info I contact
editorial schedule
join the realtime email list
become a friend of realtime on facebook
follow realtime on twitter

magazine  archive  features  rt profiler  realtimedance  mediaartarchive



LA5: drum mutations

Greg Hooper

It’s dark, the room lights are off. On stage there’s a semi-circular battery of large speakers. Stolid and flat, each speaker has a tiny green light saying “I’m on, just don’t expect a conversation.” Sounds start to come out, scratchy end-of-record noises, fade-ins and outs, bird hoots and budgie rants. The occasional chord pops in as a reminder of music for hands and fingers all working together. Cymbals run backwards, drainpipes gurgle; the piece finishes with some plinky drip sounds that exploit the spatial array of the speakers more than most of the previous material.

There’s always been a problem with the live presentation of ‘device’ music compared to ‘motor action’ music. Whether it’s a cassette player, reel-to-reel, CD player or a computer up on stage, it’s tricky. Just the machines? Or maybe some visuals as an accompaniment? Tonight, Lloyd Barrett comes in and sits behind the speakers. I can glimpse his legs through the metal of the speaker stands. Every so often his hand reaches down for the plastic water bottle. I’d like to think that he’s had a good night up there on stage, behind those speakers.

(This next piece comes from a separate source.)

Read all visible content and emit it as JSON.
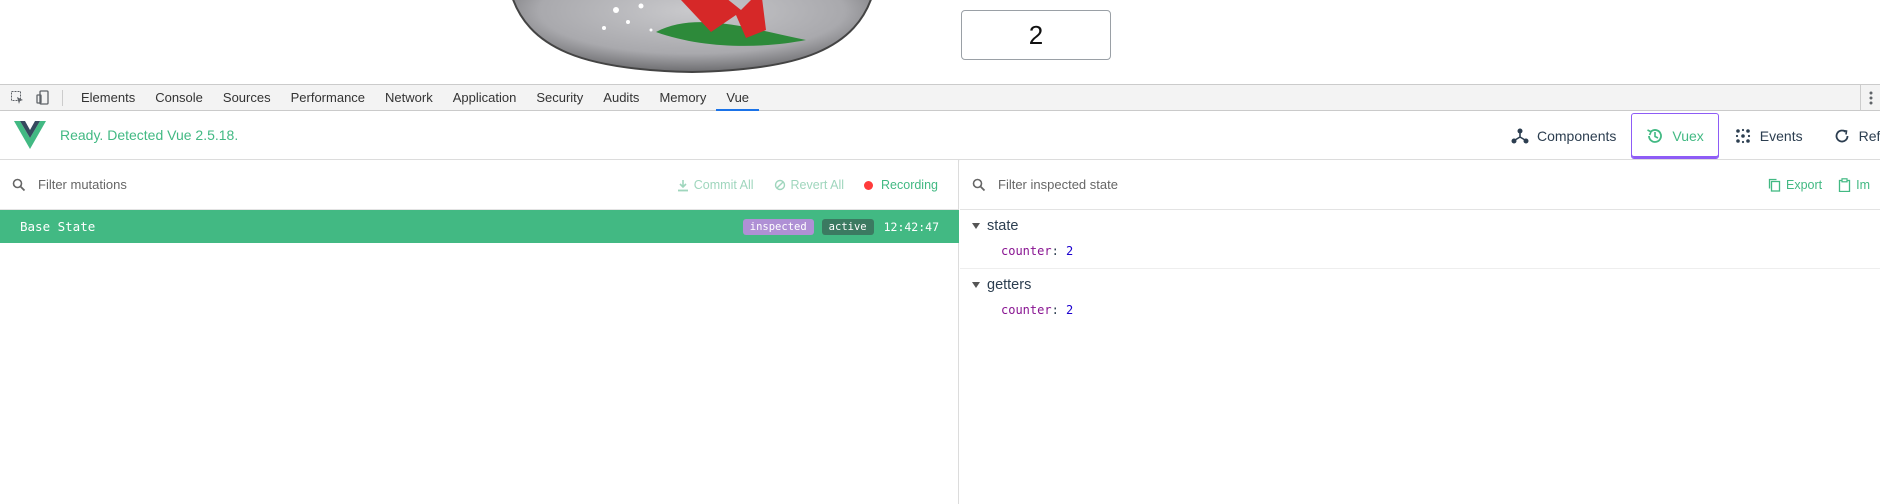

After the interval comes Trigger Mortis. COMPOST, the composition team of Damian Barbeler, Julian Day, Luke Jaaniste, Freeman McGrath and Toby Wren have joined up with drummer Grant Collins to write “drumless drum music.” For tonight’s performance Collins plays rubber pads plugged into a computer. The computer is programmed to pump out different sounds according to things like “which of 8 levels of hardness has Grant hit pad A this time”, or “it’s beat 173, time for the little pad on the left to have a completely different function.” This collaboration of performer and composers produces music for the sensibility and skill set that a virtuoso drummer like Collins possesses, as against music that might just as well be played on a keyboard.

Cowboys in Pain, by Julian Day, starts the show. It’s conceptually tight. Corny snaps of sound are structured in a simple rise and fall. Filters open and close, delay times are cramped to distortion, vocals peek out. Damian Barbeler is next up with There’s a snare in there—music for a world run by high functioning autists and obsessive compulsives. Plinky wood blocks and watery rushes make for a candy floss world-music that even gets a bit funky. Collins stops and chats to the audience about having to work against the clock and keep up with the computer changes so that the sounds come out right.

Freeman McGrath (Momentus Torque) then supplies the Collins virtuoso machine with samples from the profiteering worthies and victims of the asylum seeker/border protection hysteria. There’s lots of great rhythm playing—we can hear the drumsticks hitting the rubber pads over the top of the programmed sound, but we don’t hear the rhythms in the music itself. In this piece it’s as if a simple triggering system would have worked just as well as drums, and the compositional goals don’t seem as tightly linked to the means of production.

Toby Wren’s 2 pieces use samples of his own guitar playing as the sound material. The first piece returns us to the classics of compositional technique, guitar sounding like guitar, guitar sounding like zither. Collins then alerts us to the fact that there is tricky playing ahead. He now has to play ratios of 3, 4, 5 and 7 beats into each pulse, requiring a different speed for each leg and arm. He says he has to have “the limbs enter at different rates”, like his head is calling out to a body that hangs down from his neck: “I choose to activate the right lower limb now. Ready, set, go!”, and Collins becomes 4 human tape loops. You could use this guy’s playing to calibrate a physics experiment. Elephant bass, kazoo trumpet: the music sounds like some hideous machine learning how to strangle.

Jaaniste brings up the rear. His first piece comes on like a rapid-fire remix of the William Tell Overture. It’s actually samples of Swan Lake ordered into a martial disco music where snatches of melody thump and grind, inspiring the troops to put on the polyester and dance out to war.

Program ends. Applause is huge. Encore with another Jaaniste piece, this time sounding like a toyshop monkey playing the calliope. Program ends again. Applause is huge again.

COMPOST, Trigger Mortis, Liquid Architecture 5, Brisbane Powerhouse, July 22

RealTime issue #63 Oct-Nov 2004 pg. 50

© Greg Hooper; for permission to reproduce apply to [email protected]

Back to top